Exercise instructions:
Reproduce exactly the line that includes "Parse this screenshot: output" and all lines after it, ending with the last line of the data.

------ Exercise materials ------

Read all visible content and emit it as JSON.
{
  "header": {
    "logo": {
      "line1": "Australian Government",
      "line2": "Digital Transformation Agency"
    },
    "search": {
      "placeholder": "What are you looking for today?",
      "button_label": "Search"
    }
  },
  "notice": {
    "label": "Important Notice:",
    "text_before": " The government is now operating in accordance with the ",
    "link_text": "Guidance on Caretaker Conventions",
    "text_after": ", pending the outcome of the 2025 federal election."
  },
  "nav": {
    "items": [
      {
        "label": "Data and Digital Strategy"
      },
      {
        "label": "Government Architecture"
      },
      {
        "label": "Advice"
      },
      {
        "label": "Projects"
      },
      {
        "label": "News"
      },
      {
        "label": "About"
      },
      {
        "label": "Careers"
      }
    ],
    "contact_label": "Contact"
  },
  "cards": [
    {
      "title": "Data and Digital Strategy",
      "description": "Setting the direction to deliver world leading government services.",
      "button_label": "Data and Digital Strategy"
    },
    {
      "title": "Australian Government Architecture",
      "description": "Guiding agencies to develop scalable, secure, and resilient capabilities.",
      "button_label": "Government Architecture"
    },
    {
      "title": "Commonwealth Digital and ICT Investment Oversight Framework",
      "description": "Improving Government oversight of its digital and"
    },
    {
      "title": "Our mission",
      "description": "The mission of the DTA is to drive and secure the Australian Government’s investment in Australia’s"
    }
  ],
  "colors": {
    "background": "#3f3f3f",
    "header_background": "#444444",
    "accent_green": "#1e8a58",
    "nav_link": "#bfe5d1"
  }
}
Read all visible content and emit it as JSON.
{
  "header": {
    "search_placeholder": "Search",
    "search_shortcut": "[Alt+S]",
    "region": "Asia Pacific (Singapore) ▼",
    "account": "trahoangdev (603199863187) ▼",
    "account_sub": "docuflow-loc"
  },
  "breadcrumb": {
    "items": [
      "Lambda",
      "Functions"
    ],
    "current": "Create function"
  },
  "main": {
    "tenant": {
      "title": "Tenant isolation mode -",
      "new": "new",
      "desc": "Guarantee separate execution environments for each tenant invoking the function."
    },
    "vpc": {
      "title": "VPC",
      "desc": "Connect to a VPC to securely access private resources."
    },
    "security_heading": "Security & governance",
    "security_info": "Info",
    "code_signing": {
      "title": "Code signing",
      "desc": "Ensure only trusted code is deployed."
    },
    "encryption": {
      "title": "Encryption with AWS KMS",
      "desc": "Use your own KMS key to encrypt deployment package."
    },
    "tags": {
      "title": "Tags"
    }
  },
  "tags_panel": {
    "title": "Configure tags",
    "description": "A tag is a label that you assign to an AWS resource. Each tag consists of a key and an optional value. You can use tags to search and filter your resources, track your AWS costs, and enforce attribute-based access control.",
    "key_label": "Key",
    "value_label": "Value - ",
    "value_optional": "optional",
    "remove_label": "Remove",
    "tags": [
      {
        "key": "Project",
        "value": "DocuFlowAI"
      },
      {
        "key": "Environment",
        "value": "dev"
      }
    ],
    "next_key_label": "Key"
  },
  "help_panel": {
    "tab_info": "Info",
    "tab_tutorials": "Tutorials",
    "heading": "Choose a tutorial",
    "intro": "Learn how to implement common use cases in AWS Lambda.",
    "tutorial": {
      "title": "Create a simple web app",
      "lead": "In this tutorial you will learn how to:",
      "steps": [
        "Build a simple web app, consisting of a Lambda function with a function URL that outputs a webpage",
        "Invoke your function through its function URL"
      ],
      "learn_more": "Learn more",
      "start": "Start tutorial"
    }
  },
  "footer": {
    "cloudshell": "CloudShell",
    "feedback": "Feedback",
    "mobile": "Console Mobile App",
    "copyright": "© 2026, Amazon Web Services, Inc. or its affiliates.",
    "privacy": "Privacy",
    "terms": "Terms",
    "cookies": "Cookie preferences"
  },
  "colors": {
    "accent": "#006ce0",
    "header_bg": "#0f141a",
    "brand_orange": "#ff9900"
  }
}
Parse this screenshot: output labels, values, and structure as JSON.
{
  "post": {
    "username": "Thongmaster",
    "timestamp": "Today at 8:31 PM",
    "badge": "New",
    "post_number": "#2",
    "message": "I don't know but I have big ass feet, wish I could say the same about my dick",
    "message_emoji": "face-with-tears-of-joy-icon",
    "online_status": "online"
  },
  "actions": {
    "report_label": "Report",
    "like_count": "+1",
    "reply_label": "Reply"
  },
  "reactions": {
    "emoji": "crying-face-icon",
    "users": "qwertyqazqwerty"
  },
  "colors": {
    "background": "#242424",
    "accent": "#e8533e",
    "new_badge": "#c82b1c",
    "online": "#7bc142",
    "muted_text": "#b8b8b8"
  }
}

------

Output of the exercise:
Parse this screenshot: output labels, values, and structure as JSON.
{
  "post": {
    "username": "Thongmaster",
    "timestamp": "Today at 8:31 PM",
    "badge": "New",
    "post_number": "#2",
    "message": "I don't know but I have big ass feet, wish I could say the same about my dick",
    "message_emoji": "face-with-tears-of-joy-icon",
    "online_status": "online"
  },
  "actions": {
    "report_label": "Report",
    "like_count": "+1",
    "reply_label": "Reply"
  },
  "reactions": {
    "emoji": "crying-face-icon",
    "users": "qwertyqazqwerty"
  },
  "colors": {
    "background": "#242424",
    "accent": "#e8533e",
    "new_badge": "#c82b1c",
    "online": "#7bc142",
    "muted_text": "#b8b8b8"
  }
}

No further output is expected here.